What puppy owners should know about Parvo

Early vaccinations are critical for prevention

Updated June 19, 2020

Created By

Kaitlyn Arford,

the essentials

  • 💉 Immunity requires all 3 shots. Vaccination for young puppies takes 12 weeks, and they’re susceptible until then. There is no cure for Parvo, and treatment requires intense veterinary care.
  • 🥩 Nutrition is your next-best ally. Vaccinations and good nutrition are the cornerstones of preventing parvo.

Parvo at a glance

Canine parvovirus is a highly contagious disease that causes gastrointestinal tract problems in puppies and unvaccinated dogs. The virus works by attacking the lining of the gastrointestinal tract, causing severe diarrhea and dehydration, which can lead to death if not treated aggressively. The virus can also attack white blood cells and cells of the heart muscle, which can result in a low white blood cell count, heart damage, or even death.

Curious puppies may get parvo by touching their nose or mouth to infected feces. The virus also spreads through direct contact with an infected dog. It indirectly spreads through contact with contaminated environments or items, like leashes, crates, or bowls.

The virus is difficult to irradicate. It’s resistant to heat, cold, and humidity. It can survive indoors for months or for months or years outdoors. It’s crucial to immediately quarantine infected dogs and disinfect environments.

Proper vaccinations are the only way to prevent Parvo

Puppies get a total of three canine parvovirus vaccinations at three-to-four week intervals. They will first get the vaccine at six to eight weeks old. Puppies get another shot between 10 to 12 weeks of age and then between 14 or 16 weeks.

Good nutrition is key — Since there’s no cure for parvo, puppies will need a strong immune system to help fight the virus and recover from treatment. Ultimately, the best thing you can do is feed your puppy a balanced diet, which means a good blend of protein, fat, carbs, and minerals.

Be cautious when socializing — Puppies can get the disease from dog parks, grooming facilities, pet stores, and more. Socialize them in a less public area and limit their contact with dogs. Check that kennels, daycares, and training classes require vaccination records and health examinations. You are safe socializing unvaccinated puppies with vaccinated dogs in secure environments.

In summary, don’t allow dogs to be in contact with known unvaccinated dogs.
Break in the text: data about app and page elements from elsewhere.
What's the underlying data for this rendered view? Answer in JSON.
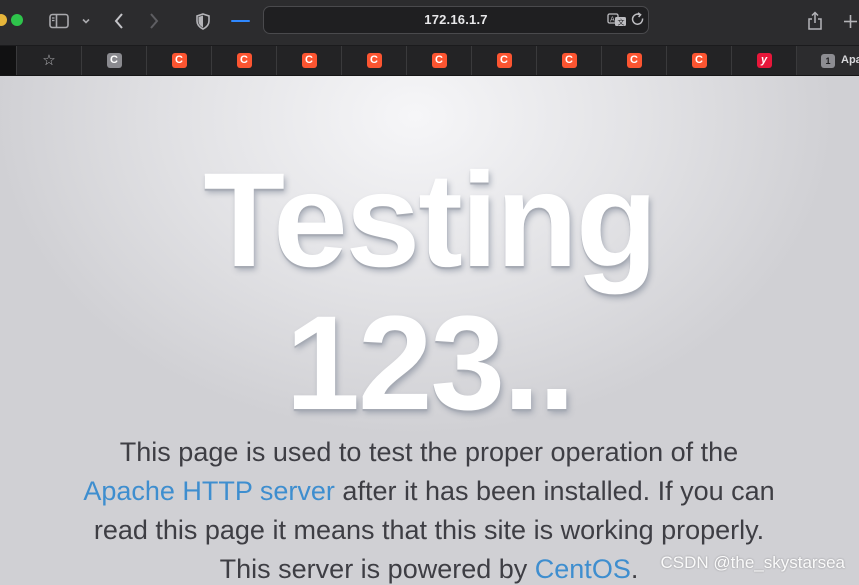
{
  "browser": {
    "address": "172.16.1.7",
    "active_tab": {
      "count_badge": "1",
      "title": "Apache HTTP Server Test Page"
    },
    "favorites": [
      {
        "letter": "C",
        "style": "gray"
      },
      {
        "letter": "C",
        "style": "red"
      },
      {
        "letter": "C",
        "style": "red"
      },
      {
        "letter": "C",
        "style": "red"
      },
      {
        "letter": "C",
        "style": "red"
      },
      {
        "letter": "C",
        "style": "red"
      },
      {
        "letter": "C",
        "style": "red"
      },
      {
        "letter": "C",
        "style": "red"
      },
      {
        "letter": "C",
        "style": "red"
      },
      {
        "letter": "C",
        "style": "red"
      },
      {
        "letter": "y",
        "style": "yd"
      }
    ],
    "colors": {
      "chrome_bg": "#2c2c2e",
      "loading_accent": "#2f88ff",
      "csdn_red": "#fc5531"
    },
    "icons": {
      "sidebar": "sidebar-icon",
      "chevron": "chevron-down-icon",
      "back": "back-arrow-icon",
      "forward": "forward-arrow-icon",
      "shield": "privacy-shield-icon",
      "translate": "translate-icon",
      "reload": "reload-icon",
      "share": "share-icon",
      "new_tab": "plus-icon",
      "favorites": "star-icon"
    }
  },
  "page": {
    "heading_line1": "Testing",
    "heading_line2": "123..",
    "paragraph": {
      "part1": "This page is used to test the proper operation of the ",
      "link1": "Apache HTTP server",
      "part2": " after it has been installed. If you can read this page it means that this site is working properly. This server is powered by ",
      "link2": "CentOS",
      "part3": "."
    },
    "link_color": "#3e8ecf"
  },
  "watermark": "CSDN @the_skystarsea"
}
And don’t let your dog touch feces outdoors, particularly in well-used areas like public parks.

The symptoms of canine parvovirus
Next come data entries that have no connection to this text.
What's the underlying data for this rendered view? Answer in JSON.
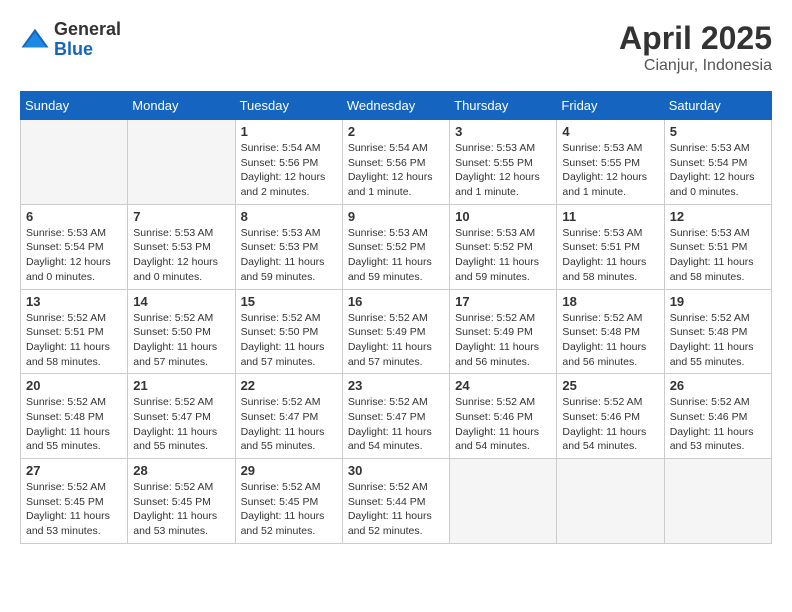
{
  "header": {
    "logo_general": "General",
    "logo_blue": "Blue",
    "month_year": "April 2025",
    "location": "Cianjur, Indonesia"
  },
  "days_of_week": [
    "Sunday",
    "Monday",
    "Tuesday",
    "Wednesday",
    "Thursday",
    "Friday",
    "Saturday"
  ],
  "weeks": [
    [
      {
        "day": "",
        "info": ""
      },
      {
        "day": "",
        "info": ""
      },
      {
        "day": "1",
        "info": "Sunrise: 5:54 AM\nSunset: 5:56 PM\nDaylight: 12 hours and 2 minutes."
      },
      {
        "day": "2",
        "info": "Sunrise: 5:54 AM\nSunset: 5:56 PM\nDaylight: 12 hours and 1 minute."
      },
      {
        "day": "3",
        "info": "Sunrise: 5:53 AM\nSunset: 5:55 PM\nDaylight: 12 hours and 1 minute."
      },
      {
        "day": "4",
        "info": "Sunrise: 5:53 AM\nSunset: 5:55 PM\nDaylight: 12 hours and 1 minute."
      },
      {
        "day": "5",
        "info": "Sunrise: 5:53 AM\nSunset: 5:54 PM\nDaylight: 12 hours and 0 minutes."
      }
    ],
    [
      {
        "day": "6",
        "info": "Sunrise: 5:53 AM\nSunset: 5:54 PM\nDaylight: 12 hours and 0 minutes."
      },
      {
        "day": "7",
        "info": "Sunrise: 5:53 AM\nSunset: 5:53 PM\nDaylight: 12 hours and 0 minutes."
      },
      {
        "day": "8",
        "info": "Sunrise: 5:53 AM\nSunset: 5:53 PM\nDaylight: 11 hours and 59 minutes."
      },
      {
        "day": "9",
        "info": "Sunrise: 5:53 AM\nSunset: 5:52 PM\nDaylight: 11 hours and 59 minutes."
      },
      {
        "day": "10",
        "info": "Sunrise: 5:53 AM\nSunset: 5:52 PM\nDaylight: 11 hours and 59 minutes."
      },
      {
        "day": "11",
        "info": "Sunrise: 5:53 AM\nSunset: 5:51 PM\nDaylight: 11 hours and 58 minutes."
      },
      {
        "day": "12",
        "info": "Sunrise: 5:53 AM\nSunset: 5:51 PM\nDaylight: 11 hours and 58 minutes."
      }
    ],
    [
      {
        "day": "13",
        "info": "Sunrise: 5:52 AM\nSunset: 5:51 PM\nDaylight: 11 hours and 58 minutes."
      },
      {
        "day": "14",
        "info": "Sunrise: 5:52 AM\nSunset: 5:50 PM\nDaylight: 11 hours and 57 minutes."
      },
      {
        "day": "15",
        "info": "Sunrise: 5:52 AM\nSunset: 5:50 PM\nDaylight: 11 hours and 57 minutes."
      },
      {
        "day": "16",
        "info": "Sunrise: 5:52 AM\nSunset: 5:49 PM\nDaylight: 11 hours and 57 minutes."
      },
      {
        "day": "17",
        "info": "Sunrise: 5:52 AM\nSunset: 5:49 PM\nDaylight: 11 hours and 56 minutes."
      },
      {
        "day": "18",
        "info": "Sunrise: 5:52 AM\nSunset: 5:48 PM\nDaylight: 11 hours and 56 minutes."
      },
      {
        "day": "19",
        "info": "Sunrise: 5:52 AM\nSunset: 5:48 PM\nDaylight: 11 hours and 55 minutes."
      }
    ],
    [
      {
        "day": "20",
        "info": "Sunrise: 5:52 AM\nSunset: 5:48 PM\nDaylight: 11 hours and 55 minutes."
      },
      {
        "day": "21",
        "info": "Sunrise: 5:52 AM\nSunset: 5:47 PM\nDaylight: 11 hours and 55 minutes."
      },
      {
        "day": "22",
        "info": "Sunrise: 5:52 AM\nSunset: 5:47 PM\nDaylight: 11 hours and 55 minutes."
      },
      {
        "day": "23",
        "info": "Sunrise: 5:52 AM\nSunset: 5:47 PM\nDaylight: 11 hours and 54 minutes."
      },
      {
        "day": "24",
        "info": "Sunrise: 5:52 AM\nSunset: 5:46 PM\nDaylight: 11 hours and 54 minutes."
      },
      {
        "day": "25",
        "info": "Sunrise: 5:52 AM\nSunset: 5:46 PM\nDaylight: 11 hours and 54 minutes."
      },
      {
        "day": "26",
        "info": "Sunrise: 5:52 AM\nSunset: 5:46 PM\nDaylight: 11 hours and 53 minutes."
      }
    ],
    [
      {
        "day": "27",
        "info": "Sunrise: 5:52 AM\nSunset: 5:45 PM\nDaylight: 11 hours and 53 minutes."
      },
      {
        "day": "28",
        "info": "Sunrise: 5:52 AM\nSunset: 5:45 PM\nDaylight: 11 hours and 53 minutes."
      },
      {
        "day": "29",
        "info": "Sunrise: 5:52 AM\nSunset: 5:45 PM\nDaylight: 11 hours and 52 minutes."
      },
      {
        "day": "30",
        "info": "Sunrise: 5:52 AM\nSunset: 5:44 PM\nDaylight: 11 hours and 52 minutes."
      },
      {
        "day": "",
        "info": ""
      },
      {
        "day": "",
        "info": ""
      },
      {
        "day": "",
        "info": ""
      }
    ]
  ]
}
Every dog owner should recognize the signs and symptoms of parvo — it’s part of being a responsible pet owner. The most common signs are:
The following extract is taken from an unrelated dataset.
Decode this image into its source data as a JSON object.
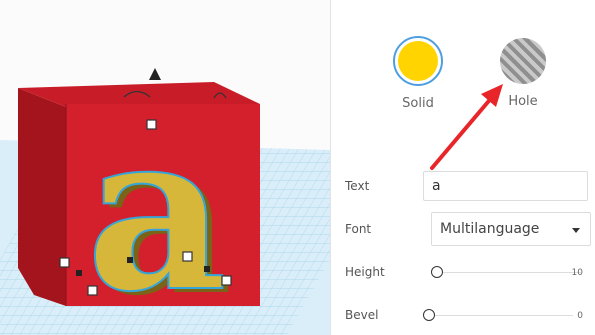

  • Loss of appetite
  • Lethargy
  • Vomiting
  • Bloody Diarrhea
  • Dehydration
  • Weight loss
  • Fever
  • Hypothermia

🚨Contact your vet immediately if your pup shows any combination of these symptoms. Tell your vet that your pup may have parvo in advance. They can take appropriate measures to prevent spreading the infection.

How Parvo works

Puppies under four months old and incompletely unvaccinated dogs are most at risk, however, adult dogs that have not been vaccinated appropriately can also get sick from parvo.

Puppies are susceptible to parvo because their immune system weakens during weaning. Puppies have some antibodies in their system from their mother’s milk for up to six weeks. As these antibodies leave their system they need parvo vaccinations.

A combination of parvo and secondary infection can lead to a severe case of parvo. The stress of weaning can weaken their immune system, which can lead to a more severe parvo infection.

Certain breeds are more at risk than others.

  • Rottweilers
  • Labrador Retrievers
  • American Pit Bulls
  • German Shepherds
  • Doberman Pinschers
  • American Staffordshire Terriers